Material for this task START
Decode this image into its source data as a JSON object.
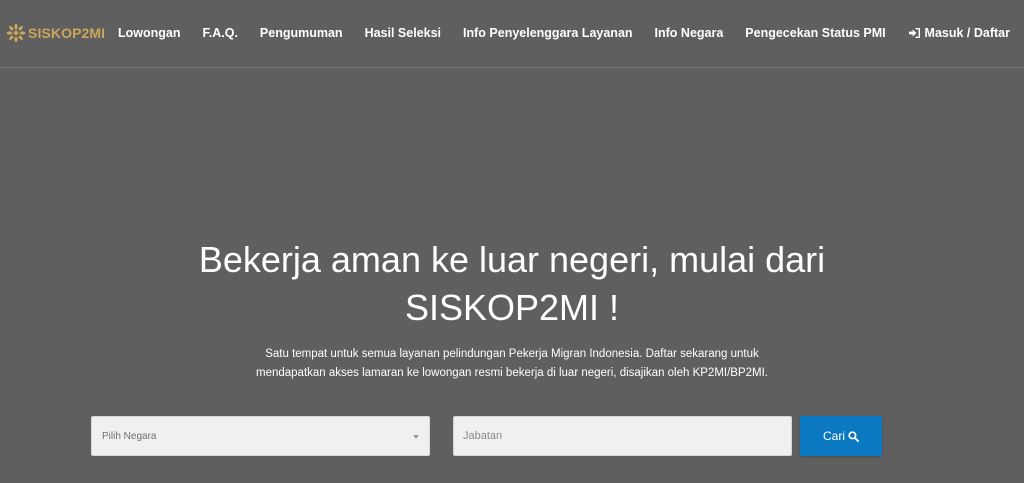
{
  "brand": {
    "name": "SISKOP2MI",
    "logo_icon": "sunburst-logo-icon",
    "color": "#c9a65c"
  },
  "nav": {
    "items": [
      {
        "label": "Lowongan"
      },
      {
        "label": "F.A.Q."
      },
      {
        "label": "Pengumuman"
      },
      {
        "label": "Hasil Seleksi"
      },
      {
        "label": "Info Penyelenggara Layanan"
      },
      {
        "label": "Info Negara"
      },
      {
        "label": "Pengecekan Status PMI"
      }
    ],
    "login": {
      "label": "Masuk / Daftar",
      "icon": "sign-in-icon"
    }
  },
  "hero": {
    "title_line1": "Bekerja aman ke luar negeri, mulai dari",
    "title_line2": "SISKOP2MI !",
    "desc_line1": "Satu tempat untuk semua layanan pelindungan Pekerja Migran Indonesia. Daftar sekarang untuk",
    "desc_line2": "mendapatkan akses lamaran ke lowongan resmi bekerja di luar negeri, disajikan oleh KP2MI/BP2MI."
  },
  "search": {
    "country_select": {
      "selected": "Pilih Negara"
    },
    "position_input": {
      "placeholder": "Jabatan",
      "value": ""
    },
    "button": {
      "label": "Cari",
      "icon": "search-icon",
      "color": "#0b78c2"
    }
  },
  "colors": {
    "background": "#5f5f5f",
    "text": "#ffffff"
  }
}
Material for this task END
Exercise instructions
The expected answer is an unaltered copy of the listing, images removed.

Result of this task
Decode this image into its source data as a JSON object.
{
  "brand": {
    "name": "SISKOP2MI",
    "logo_icon": "sunburst-logo-icon",
    "color": "#c9a65c"
  },
  "nav": {
    "items": [
      {
        "label": "Lowongan"
      },
      {
        "label": "F.A.Q."
      },
      {
        "label": "Pengumuman"
      },
      {
        "label": "Hasil Seleksi"
      },
      {
        "label": "Info Penyelenggara Layanan"
      },
      {
        "label": "Info Negara"
      },
      {
        "label": "Pengecekan Status PMI"
      }
    ],
    "login": {
      "label": "Masuk / Daftar",
      "icon": "sign-in-icon"
    }
  },
  "hero": {
    "title_line1": "Bekerja aman ke luar negeri, mulai dari",
    "title_line2": "SISKOP2MI !",
    "desc_line1": "Satu tempat untuk semua layanan pelindungan Pekerja Migran Indonesia. Daftar sekarang untuk",
    "desc_line2": "mendapatkan akses lamaran ke lowongan resmi bekerja di luar negeri, disajikan oleh KP2MI/BP2MI."
  },
  "search": {
    "country_select": {
      "selected": "Pilih Negara"
    },
    "position_input": {
      "placeholder": "Jabatan",
      "value": ""
    },
    "button": {
      "label": "Cari",
      "icon": "search-icon",
      "color": "#0b78c2"
    }
  },
  "colors": {
    "background": "#5f5f5f",
    "text": "#ffffff"
  }
}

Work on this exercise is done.